None of the usual wading birds and alligators today, instead I have a more unusual aspect of nature and wildlife to present.
We generally have a small garden with potted flowers just outside our back screened porch.
However, this past Spring we decided to try something different, and use plants that are known to attract butterflies, especially the Monarchs. These plants include milkweed and fennel, some of which we grew from seed, and we already had large pots of Mexican Petunias for the butterflies, bees, and hummingbirds to feed on. For the past month or so we began to notice an increase in butterfly traffic, some of which we hoped were laying eggs. A few weeks ago we began to see some scattered caterpillars among the milkweed and fennel and we noticed two types. The ones with spots and stripes we learned, were Swallowtail, while the Monarch caterpillars were just stripey.

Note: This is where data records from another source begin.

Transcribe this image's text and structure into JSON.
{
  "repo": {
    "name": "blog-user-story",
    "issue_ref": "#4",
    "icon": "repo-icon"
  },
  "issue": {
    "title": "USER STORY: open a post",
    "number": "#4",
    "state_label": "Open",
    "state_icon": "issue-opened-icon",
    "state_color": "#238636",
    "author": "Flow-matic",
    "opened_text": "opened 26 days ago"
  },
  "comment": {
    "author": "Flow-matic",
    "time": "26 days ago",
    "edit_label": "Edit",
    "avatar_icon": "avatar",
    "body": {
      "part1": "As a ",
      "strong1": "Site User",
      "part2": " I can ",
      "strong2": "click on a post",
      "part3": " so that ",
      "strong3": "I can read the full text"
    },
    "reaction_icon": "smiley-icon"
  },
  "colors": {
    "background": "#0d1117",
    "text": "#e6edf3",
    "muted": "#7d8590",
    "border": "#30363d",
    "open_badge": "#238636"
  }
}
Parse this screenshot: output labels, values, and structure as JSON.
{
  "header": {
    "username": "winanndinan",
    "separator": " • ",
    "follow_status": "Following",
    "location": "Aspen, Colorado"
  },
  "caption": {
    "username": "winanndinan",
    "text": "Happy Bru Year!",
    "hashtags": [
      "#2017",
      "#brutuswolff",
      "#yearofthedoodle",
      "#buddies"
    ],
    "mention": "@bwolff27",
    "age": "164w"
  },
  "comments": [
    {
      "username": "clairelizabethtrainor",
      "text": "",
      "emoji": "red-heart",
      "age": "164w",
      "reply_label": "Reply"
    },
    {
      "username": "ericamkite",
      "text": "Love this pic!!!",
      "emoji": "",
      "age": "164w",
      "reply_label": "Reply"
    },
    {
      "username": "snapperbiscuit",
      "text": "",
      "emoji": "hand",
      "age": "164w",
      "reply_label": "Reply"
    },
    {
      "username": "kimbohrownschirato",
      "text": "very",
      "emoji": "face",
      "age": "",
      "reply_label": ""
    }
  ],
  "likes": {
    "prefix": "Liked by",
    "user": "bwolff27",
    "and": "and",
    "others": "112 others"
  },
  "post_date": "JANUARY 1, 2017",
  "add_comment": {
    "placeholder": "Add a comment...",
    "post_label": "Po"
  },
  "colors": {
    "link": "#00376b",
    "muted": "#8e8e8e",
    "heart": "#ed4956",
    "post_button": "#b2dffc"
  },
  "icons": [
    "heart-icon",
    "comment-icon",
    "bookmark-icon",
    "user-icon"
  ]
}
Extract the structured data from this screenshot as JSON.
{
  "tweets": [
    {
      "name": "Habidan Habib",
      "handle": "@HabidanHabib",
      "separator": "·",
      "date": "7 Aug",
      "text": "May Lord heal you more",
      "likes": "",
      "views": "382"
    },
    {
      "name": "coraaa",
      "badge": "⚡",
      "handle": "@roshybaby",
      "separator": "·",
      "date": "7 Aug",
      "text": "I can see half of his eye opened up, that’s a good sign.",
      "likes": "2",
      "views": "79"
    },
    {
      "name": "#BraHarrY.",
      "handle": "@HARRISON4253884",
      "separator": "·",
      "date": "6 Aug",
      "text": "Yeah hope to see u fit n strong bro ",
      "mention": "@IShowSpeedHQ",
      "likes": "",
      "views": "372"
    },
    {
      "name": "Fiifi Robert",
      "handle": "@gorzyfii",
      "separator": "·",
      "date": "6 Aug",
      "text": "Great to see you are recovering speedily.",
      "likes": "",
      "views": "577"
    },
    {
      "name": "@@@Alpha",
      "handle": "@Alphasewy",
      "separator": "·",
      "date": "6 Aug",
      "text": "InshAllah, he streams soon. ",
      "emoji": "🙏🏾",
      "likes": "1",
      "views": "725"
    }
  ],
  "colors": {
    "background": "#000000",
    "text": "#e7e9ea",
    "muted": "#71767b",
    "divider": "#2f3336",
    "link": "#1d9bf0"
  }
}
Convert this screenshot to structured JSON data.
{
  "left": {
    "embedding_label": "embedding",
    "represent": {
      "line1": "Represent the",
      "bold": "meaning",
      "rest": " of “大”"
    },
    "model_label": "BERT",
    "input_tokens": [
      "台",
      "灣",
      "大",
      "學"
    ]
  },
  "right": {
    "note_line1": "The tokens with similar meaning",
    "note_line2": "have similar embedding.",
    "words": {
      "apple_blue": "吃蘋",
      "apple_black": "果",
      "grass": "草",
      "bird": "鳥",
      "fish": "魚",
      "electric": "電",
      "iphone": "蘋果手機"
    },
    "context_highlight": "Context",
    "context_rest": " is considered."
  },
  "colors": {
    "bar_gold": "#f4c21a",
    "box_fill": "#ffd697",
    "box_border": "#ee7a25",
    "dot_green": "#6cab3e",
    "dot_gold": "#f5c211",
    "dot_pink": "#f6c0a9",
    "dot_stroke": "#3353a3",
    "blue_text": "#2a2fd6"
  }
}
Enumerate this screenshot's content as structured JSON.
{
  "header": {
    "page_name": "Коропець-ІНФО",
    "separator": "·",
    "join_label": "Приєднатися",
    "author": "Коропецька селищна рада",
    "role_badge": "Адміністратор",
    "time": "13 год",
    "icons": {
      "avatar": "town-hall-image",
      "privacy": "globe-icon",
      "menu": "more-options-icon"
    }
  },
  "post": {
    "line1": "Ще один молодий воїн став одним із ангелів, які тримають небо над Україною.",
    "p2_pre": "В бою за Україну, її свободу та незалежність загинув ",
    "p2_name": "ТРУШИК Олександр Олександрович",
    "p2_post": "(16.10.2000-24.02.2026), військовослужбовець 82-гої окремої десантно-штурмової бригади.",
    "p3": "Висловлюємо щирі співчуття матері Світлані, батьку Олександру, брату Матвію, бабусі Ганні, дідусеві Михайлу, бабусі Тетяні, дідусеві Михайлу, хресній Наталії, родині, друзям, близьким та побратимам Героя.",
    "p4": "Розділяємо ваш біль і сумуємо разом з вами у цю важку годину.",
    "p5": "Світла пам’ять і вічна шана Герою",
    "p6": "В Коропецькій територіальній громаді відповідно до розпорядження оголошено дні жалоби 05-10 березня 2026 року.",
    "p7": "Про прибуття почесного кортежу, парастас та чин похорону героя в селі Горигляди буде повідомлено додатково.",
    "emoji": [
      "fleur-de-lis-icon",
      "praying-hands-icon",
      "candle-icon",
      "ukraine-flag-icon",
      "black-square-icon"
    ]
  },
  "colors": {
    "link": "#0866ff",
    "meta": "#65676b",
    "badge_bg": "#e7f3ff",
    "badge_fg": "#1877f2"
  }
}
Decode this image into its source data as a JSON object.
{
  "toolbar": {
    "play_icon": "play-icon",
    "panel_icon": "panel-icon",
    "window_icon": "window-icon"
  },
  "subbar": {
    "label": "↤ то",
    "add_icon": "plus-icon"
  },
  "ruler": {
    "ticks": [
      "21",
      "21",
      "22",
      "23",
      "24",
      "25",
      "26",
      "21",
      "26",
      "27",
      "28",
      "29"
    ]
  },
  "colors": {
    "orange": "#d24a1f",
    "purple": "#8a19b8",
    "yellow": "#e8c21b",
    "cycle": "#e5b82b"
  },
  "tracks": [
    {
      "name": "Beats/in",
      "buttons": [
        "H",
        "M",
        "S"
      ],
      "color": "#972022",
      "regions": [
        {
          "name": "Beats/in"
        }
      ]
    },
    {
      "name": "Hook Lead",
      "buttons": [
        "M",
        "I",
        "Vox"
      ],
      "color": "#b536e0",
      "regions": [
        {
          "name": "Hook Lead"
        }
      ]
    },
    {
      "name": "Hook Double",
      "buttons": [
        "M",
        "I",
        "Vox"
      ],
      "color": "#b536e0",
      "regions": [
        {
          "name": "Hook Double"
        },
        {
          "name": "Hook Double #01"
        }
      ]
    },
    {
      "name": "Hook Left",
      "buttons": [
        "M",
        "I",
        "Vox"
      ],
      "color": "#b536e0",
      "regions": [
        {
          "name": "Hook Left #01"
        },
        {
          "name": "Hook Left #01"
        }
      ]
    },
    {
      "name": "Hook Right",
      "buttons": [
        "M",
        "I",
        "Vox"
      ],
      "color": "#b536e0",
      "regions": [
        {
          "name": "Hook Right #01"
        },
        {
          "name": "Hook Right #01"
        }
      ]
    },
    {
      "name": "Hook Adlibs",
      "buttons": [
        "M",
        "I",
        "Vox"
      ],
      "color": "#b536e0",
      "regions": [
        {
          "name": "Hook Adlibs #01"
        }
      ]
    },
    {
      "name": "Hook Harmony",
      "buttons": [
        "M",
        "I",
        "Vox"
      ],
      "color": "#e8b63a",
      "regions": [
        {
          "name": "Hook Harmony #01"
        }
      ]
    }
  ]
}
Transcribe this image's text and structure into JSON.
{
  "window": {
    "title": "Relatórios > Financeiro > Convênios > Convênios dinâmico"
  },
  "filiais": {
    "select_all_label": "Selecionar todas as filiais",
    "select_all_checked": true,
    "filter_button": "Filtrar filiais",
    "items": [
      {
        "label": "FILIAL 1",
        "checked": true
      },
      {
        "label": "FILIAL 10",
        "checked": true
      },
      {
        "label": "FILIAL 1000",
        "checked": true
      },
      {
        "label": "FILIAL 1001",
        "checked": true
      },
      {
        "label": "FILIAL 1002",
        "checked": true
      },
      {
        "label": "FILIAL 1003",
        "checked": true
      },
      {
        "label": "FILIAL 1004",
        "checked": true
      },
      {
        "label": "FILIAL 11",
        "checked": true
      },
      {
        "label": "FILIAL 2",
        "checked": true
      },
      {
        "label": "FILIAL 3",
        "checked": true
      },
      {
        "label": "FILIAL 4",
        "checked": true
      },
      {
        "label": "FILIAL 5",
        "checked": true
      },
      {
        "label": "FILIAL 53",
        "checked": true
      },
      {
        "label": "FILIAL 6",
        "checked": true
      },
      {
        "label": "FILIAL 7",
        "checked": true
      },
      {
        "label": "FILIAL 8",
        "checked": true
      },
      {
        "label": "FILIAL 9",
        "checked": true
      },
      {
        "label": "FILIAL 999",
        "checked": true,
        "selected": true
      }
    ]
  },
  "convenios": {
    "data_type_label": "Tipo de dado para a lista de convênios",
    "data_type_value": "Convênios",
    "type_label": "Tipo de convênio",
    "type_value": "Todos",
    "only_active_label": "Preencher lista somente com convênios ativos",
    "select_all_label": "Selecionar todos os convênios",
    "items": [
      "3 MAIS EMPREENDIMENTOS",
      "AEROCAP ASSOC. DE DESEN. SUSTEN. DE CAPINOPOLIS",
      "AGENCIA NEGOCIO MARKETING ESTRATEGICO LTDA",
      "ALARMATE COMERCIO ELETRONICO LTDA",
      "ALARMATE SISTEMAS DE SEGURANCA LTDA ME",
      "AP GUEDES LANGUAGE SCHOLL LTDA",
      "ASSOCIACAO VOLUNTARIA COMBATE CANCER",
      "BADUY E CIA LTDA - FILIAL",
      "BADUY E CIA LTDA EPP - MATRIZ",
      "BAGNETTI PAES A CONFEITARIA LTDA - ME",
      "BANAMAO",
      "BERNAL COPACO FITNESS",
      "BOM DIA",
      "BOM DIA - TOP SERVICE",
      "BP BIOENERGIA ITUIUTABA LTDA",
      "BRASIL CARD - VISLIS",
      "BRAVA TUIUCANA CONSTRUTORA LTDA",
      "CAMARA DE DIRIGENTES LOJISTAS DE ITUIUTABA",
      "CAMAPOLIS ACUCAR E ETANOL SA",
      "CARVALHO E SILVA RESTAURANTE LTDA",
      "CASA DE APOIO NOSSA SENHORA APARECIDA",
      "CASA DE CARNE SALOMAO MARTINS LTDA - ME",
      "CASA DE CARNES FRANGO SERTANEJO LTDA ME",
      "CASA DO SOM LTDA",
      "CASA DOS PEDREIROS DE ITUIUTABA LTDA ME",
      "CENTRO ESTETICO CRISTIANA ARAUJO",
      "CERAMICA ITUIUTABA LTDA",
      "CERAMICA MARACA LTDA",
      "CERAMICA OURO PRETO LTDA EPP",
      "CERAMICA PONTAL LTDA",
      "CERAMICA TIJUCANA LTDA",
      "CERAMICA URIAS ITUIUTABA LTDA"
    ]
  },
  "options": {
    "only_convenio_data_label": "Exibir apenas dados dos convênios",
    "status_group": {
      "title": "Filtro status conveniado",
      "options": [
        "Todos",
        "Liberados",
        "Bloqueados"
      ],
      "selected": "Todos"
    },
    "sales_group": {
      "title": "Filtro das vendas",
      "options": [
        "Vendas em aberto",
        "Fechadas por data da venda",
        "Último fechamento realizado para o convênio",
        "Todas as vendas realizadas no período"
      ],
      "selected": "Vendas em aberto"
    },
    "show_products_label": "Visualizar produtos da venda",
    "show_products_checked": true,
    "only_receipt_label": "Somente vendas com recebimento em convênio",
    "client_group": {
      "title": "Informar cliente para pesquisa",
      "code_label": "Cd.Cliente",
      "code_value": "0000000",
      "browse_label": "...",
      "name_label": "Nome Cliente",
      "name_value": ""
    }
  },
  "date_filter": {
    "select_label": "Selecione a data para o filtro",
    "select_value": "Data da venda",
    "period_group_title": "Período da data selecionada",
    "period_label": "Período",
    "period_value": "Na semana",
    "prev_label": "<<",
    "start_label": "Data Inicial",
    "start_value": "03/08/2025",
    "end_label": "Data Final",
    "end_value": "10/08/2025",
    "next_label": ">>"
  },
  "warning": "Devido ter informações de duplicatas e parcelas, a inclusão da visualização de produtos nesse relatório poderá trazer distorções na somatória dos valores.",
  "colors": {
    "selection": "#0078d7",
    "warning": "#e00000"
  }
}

It wasn’t long before we had our first chrysalis but not from a Monarch, it was a likely a Black Swallowtail, who it turns out, are partial to fennel. Soon though, we had Monarch caterpillars coming out of our ears. They are voracious eaters of the milkweed and within days had almost completely stripped the plants of most of the foliage. This required an emergency supplement of butternut squash this morning which the caterpillars also began to devour.
We also had an unusual sighting of a pale Luna Moth, which was exciting because they’re rarely seen during the day! It stayed motionless on a leaf for a couple of hours before finally flying off. A Monarch who after emerging, will also stay still in one spot drying and stretching it’s wings before starting it’s new life.
So far, we have yet to see a Monarch chrysalis but expect to start seeing those soon. This entire process amazes us and is a true miracle of nature, when the caterpillar ceases to exist, and in it’s place, a beautiful, delicate butterfly will emerge.